▶ **Data excerpts**:
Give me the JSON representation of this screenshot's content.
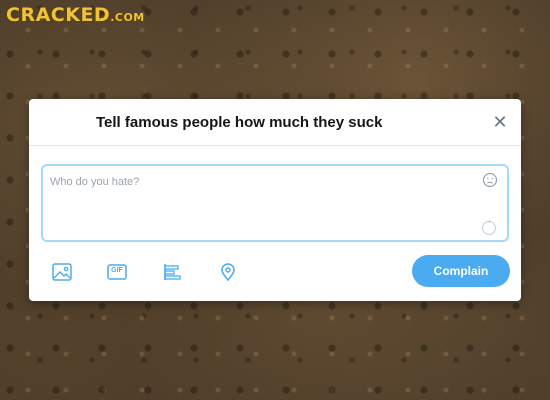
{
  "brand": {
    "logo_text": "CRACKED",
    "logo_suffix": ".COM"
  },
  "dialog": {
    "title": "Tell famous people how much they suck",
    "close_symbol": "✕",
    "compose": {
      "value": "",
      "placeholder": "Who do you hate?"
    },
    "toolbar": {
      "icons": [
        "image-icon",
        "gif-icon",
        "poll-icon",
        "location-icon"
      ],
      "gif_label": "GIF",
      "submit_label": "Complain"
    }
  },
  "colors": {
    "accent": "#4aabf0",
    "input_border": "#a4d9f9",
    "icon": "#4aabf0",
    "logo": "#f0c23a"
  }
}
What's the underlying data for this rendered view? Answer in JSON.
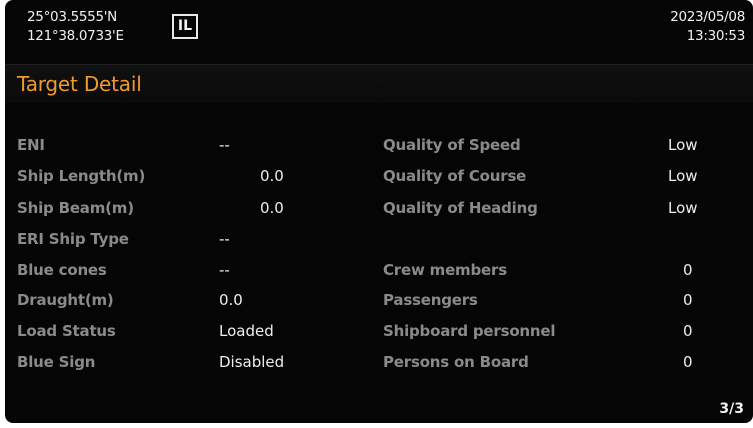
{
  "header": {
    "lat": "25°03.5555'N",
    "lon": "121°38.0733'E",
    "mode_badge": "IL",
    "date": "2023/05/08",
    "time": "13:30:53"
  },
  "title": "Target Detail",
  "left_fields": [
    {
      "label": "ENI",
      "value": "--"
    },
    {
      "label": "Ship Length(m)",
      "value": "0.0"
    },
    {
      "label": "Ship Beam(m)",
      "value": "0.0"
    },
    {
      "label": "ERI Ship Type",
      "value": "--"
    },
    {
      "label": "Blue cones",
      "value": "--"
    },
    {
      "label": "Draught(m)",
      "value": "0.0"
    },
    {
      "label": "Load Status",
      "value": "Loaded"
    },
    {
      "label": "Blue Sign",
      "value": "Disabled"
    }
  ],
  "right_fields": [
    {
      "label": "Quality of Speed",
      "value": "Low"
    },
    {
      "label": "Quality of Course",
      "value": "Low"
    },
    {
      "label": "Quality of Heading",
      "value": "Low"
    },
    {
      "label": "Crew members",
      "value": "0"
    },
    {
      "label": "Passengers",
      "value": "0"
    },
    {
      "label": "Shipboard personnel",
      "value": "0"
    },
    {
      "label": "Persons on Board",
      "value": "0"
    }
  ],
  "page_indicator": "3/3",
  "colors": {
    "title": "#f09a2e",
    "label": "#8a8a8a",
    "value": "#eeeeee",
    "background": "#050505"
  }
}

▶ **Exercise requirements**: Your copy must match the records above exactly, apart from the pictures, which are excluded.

▶ **Solved exercise**:
Give me the JSON representation of this screenshot's content.
{
  "brand": {
    "logo_text": "CRACKED",
    "logo_suffix": ".COM"
  },
  "dialog": {
    "title": "Tell famous people how much they suck",
    "close_symbol": "✕",
    "compose": {
      "value": "",
      "placeholder": "Who do you hate?"
    },
    "toolbar": {
      "icons": [
        "image-icon",
        "gif-icon",
        "poll-icon",
        "location-icon"
      ],
      "gif_label": "GIF",
      "submit_label": "Complain"
    }
  },
  "colors": {
    "accent": "#4aabf0",
    "input_border": "#a4d9f9",
    "icon": "#4aabf0",
    "logo": "#f0c23a"
  }
}
What's the underlying data for this rendered view? Answer in JSON.
{
  "header": {
    "lat": "25°03.5555'N",
    "lon": "121°38.0733'E",
    "mode_badge": "IL",
    "date": "2023/05/08",
    "time": "13:30:53"
  },
  "title": "Target Detail",
  "left_fields": [
    {
      "label": "ENI",
      "value": "--"
    },
    {
      "label": "Ship Length(m)",
      "value": "0.0"
    },
    {
      "label": "Ship Beam(m)",
      "value": "0.0"
    },
    {
      "label": "ERI Ship Type",
      "value": "--"
    },
    {
      "label": "Blue cones",
      "value": "--"
    },
    {
      "label": "Draught(m)",
      "value": "0.0"
    },
    {
      "label": "Load Status",
      "value": "Loaded"
    },
    {
      "label": "Blue Sign",
      "value": "Disabled"
    }
  ],
  "right_fields": [
    {
      "label": "Quality of Speed",
      "value": "Low"
    },
    {
      "label": "Quality of Course",
      "value": "Low"
    },
    {
      "label": "Quality of Heading",
      "value": "Low"
    },
    {
      "label": "Crew members",
      "value": "0"
    },
    {
      "label": "Passengers",
      "value": "0"
    },
    {
      "label": "Shipboard personnel",
      "value": "0"
    },
    {
      "label": "Persons on Board",
      "value": "0"
    }
  ],
  "page_indicator": "3/3",
  "colors": {
    "title": "#f09a2e",
    "label": "#8a8a8a",
    "value": "#eeeeee",
    "background": "#050505"
  }
}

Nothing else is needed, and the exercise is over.